Start of Data records

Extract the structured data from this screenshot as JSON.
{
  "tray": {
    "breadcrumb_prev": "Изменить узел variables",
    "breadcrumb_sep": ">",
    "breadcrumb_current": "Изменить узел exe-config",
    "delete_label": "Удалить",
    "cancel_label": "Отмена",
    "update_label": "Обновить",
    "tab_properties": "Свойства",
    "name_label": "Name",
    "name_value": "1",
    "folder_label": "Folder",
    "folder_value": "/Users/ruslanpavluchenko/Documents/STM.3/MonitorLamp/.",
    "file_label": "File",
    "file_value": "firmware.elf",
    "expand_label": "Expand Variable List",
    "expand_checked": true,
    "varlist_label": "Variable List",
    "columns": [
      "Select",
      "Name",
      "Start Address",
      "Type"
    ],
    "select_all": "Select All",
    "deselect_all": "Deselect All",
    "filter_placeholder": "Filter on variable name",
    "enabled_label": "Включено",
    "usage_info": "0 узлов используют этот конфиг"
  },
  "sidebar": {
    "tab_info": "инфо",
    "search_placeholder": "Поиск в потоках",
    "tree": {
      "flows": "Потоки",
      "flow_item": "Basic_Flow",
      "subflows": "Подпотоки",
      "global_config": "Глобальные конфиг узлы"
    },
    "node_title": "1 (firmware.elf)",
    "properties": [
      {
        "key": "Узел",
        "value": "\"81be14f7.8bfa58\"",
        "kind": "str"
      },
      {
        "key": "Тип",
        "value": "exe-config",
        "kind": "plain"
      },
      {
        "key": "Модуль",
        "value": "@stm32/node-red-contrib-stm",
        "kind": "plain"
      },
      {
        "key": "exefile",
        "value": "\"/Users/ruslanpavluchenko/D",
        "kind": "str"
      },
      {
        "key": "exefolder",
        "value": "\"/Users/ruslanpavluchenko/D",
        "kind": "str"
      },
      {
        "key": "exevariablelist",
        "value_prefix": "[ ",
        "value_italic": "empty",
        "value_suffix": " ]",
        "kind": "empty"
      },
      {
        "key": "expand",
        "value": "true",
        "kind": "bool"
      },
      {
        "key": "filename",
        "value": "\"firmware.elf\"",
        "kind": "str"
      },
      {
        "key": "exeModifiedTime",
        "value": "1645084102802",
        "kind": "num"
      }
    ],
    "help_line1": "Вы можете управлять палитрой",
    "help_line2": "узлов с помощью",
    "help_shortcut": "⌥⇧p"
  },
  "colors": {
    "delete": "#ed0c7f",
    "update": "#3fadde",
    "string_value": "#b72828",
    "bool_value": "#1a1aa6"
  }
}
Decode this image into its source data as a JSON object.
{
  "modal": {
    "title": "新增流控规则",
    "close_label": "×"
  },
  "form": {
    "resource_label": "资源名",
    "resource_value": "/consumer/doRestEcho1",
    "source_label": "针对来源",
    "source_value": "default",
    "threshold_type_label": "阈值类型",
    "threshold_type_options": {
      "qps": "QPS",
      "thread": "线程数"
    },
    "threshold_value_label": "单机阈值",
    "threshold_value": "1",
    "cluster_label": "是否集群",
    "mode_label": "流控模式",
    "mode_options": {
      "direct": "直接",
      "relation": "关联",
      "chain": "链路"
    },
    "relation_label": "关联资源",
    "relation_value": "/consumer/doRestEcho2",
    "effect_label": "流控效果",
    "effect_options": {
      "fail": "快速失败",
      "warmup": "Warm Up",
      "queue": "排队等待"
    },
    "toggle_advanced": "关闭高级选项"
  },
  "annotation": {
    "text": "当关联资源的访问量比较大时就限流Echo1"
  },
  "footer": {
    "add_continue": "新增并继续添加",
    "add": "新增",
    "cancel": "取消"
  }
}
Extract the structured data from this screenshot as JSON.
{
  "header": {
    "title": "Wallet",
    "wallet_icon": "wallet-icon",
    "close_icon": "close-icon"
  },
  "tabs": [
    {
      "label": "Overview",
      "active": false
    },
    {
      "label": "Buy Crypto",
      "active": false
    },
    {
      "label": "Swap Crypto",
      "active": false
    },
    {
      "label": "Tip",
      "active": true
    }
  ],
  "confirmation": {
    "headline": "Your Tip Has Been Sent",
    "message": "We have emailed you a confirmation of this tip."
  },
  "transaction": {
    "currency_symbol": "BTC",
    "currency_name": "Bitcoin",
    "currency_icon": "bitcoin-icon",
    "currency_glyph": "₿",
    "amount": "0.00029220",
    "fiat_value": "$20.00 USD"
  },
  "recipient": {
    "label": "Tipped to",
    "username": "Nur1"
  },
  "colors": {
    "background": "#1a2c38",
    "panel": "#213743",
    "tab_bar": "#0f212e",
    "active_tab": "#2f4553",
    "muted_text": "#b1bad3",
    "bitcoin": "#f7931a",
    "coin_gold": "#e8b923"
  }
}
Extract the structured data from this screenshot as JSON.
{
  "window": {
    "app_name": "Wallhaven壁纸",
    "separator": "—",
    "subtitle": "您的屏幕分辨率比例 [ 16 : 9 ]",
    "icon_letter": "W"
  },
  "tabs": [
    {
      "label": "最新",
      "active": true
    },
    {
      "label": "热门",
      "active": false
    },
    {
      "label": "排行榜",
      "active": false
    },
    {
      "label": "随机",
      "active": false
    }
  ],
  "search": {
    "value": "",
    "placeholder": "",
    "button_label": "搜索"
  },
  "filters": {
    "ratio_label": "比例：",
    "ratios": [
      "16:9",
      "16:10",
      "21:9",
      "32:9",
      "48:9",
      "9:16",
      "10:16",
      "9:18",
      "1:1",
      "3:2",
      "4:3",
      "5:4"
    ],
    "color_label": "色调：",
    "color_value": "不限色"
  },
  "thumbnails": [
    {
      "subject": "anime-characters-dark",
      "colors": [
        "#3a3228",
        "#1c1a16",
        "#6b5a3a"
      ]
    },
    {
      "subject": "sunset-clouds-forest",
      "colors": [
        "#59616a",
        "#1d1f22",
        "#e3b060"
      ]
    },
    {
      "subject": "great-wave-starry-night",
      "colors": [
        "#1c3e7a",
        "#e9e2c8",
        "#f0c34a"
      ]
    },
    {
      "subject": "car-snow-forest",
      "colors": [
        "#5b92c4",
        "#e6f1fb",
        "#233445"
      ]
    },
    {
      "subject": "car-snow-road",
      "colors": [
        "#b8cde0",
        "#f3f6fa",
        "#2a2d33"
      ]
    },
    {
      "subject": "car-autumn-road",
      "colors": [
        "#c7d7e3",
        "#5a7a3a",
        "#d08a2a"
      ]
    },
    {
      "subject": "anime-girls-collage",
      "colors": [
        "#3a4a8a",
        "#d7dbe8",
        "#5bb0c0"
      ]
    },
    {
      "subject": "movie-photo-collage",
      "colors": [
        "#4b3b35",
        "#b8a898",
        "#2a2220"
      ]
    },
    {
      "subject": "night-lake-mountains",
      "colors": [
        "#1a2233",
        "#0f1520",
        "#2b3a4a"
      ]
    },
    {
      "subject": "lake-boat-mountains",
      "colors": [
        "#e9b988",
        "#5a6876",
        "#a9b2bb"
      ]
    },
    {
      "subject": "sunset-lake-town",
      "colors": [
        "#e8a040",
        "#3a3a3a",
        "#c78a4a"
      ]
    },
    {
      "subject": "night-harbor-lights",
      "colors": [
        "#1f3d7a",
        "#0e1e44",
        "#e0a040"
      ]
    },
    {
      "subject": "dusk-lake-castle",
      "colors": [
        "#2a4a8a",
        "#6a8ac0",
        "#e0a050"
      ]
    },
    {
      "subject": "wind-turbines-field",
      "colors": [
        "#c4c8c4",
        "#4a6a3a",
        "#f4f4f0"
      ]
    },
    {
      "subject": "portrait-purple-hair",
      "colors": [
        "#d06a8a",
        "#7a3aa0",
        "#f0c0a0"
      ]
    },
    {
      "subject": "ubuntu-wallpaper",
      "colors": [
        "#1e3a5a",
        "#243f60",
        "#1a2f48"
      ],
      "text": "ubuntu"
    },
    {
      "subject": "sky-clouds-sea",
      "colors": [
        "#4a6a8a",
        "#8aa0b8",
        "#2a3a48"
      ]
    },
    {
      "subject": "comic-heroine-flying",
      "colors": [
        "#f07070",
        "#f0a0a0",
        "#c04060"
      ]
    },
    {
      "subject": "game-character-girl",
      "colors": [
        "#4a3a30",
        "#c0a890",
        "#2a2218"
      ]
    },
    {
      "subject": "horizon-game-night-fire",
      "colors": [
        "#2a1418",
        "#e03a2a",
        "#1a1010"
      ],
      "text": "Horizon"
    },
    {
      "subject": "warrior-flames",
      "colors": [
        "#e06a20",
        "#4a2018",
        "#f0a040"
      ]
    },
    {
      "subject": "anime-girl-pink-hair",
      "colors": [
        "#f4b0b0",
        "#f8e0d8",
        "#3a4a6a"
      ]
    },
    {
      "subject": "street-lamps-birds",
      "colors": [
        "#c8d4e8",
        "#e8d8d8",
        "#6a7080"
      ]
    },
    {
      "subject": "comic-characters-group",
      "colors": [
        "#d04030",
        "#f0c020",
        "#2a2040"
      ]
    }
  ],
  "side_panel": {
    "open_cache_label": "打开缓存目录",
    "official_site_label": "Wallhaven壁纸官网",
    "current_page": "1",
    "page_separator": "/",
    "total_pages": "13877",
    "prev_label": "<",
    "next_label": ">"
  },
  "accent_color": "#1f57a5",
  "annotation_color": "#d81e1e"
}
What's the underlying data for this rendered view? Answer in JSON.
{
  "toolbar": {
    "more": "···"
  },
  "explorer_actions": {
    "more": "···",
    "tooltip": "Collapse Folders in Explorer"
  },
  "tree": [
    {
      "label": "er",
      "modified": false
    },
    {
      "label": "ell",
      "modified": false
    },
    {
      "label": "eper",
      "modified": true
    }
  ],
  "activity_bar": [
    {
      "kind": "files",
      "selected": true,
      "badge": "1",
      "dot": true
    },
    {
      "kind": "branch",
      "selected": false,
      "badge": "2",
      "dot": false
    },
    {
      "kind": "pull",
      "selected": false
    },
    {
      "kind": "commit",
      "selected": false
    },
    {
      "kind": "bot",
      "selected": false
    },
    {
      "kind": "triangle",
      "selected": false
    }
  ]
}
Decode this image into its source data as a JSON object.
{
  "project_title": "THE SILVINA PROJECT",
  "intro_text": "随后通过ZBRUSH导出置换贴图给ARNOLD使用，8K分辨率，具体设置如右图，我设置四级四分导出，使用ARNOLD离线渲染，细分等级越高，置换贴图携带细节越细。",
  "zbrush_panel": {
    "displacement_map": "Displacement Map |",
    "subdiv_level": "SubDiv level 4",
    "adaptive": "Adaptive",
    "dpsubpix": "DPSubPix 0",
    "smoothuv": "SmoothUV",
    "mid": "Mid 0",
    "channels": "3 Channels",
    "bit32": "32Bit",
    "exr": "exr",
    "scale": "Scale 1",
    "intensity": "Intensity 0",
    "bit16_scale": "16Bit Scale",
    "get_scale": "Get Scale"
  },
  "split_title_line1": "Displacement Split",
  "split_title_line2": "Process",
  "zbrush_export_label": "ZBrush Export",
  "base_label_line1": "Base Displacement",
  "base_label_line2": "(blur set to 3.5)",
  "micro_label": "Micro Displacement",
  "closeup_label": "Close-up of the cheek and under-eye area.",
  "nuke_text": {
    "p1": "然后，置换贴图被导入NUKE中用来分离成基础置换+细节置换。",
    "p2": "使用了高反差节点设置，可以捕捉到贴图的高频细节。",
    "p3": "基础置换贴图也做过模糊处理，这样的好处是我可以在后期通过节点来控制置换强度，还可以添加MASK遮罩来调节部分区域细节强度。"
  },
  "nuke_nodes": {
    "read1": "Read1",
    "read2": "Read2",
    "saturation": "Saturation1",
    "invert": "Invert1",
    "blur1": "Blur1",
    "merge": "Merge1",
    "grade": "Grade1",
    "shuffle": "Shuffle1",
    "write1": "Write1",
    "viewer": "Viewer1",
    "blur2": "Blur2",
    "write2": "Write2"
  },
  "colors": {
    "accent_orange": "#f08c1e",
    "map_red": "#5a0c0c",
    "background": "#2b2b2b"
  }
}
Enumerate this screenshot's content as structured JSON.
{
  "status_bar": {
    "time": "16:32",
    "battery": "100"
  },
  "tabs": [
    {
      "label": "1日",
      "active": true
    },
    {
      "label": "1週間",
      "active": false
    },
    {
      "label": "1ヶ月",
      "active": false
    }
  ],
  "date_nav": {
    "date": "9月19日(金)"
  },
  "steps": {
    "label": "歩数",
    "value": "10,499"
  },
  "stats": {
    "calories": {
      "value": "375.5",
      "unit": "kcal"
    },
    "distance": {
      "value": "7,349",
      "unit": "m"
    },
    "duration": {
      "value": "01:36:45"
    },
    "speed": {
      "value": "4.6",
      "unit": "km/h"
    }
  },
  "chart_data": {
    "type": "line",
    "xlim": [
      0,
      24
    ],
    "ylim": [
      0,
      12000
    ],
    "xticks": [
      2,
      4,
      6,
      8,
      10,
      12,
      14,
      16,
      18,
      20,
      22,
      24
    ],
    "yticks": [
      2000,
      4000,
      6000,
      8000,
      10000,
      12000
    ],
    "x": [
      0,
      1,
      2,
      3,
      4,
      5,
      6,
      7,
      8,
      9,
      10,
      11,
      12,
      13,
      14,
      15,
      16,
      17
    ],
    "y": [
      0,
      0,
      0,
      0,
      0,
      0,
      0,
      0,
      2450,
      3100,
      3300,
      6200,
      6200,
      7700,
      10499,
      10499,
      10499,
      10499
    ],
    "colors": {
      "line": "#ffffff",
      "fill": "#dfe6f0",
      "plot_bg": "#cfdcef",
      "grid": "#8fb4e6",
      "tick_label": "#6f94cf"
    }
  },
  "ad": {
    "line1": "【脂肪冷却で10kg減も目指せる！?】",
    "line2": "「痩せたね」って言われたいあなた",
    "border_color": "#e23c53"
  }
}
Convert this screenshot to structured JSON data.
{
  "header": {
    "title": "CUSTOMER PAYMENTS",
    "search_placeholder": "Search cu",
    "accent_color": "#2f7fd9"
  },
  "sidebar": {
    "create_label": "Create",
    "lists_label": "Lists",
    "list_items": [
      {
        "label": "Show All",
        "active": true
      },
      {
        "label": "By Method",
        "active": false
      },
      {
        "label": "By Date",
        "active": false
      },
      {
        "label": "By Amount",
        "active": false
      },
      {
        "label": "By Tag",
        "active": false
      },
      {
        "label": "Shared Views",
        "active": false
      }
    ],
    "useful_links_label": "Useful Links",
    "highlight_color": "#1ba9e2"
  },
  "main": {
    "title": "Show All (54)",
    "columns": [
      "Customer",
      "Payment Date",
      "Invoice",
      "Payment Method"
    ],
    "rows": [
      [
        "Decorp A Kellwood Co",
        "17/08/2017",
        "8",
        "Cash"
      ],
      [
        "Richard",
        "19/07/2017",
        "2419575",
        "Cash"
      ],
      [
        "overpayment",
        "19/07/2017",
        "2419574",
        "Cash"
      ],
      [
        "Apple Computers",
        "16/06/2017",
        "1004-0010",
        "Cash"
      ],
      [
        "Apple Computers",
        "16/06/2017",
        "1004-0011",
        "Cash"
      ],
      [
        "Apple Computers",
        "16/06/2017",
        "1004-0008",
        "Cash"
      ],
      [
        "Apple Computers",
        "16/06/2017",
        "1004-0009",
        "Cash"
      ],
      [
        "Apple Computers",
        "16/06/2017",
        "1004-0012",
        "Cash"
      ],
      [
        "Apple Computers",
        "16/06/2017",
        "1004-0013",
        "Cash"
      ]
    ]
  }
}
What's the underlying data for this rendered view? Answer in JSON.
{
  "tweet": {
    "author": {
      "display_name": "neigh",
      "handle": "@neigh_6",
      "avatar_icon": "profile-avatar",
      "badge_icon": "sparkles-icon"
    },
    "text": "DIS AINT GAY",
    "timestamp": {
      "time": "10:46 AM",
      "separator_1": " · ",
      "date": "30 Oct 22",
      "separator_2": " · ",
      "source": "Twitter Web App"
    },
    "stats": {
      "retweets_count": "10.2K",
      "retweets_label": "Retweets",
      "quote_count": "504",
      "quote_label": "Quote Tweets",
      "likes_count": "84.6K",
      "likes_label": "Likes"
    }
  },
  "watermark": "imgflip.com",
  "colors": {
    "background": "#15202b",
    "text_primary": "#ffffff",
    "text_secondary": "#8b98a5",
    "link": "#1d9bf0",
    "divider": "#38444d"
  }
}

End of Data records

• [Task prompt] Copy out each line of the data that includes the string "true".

• [Result for this task]
    "expand_checked": true,
        "value": "true",
      "active": true
      "active": true
      "modified": true
      "selected": true,
      "dot": true
      "active": true
        "active": true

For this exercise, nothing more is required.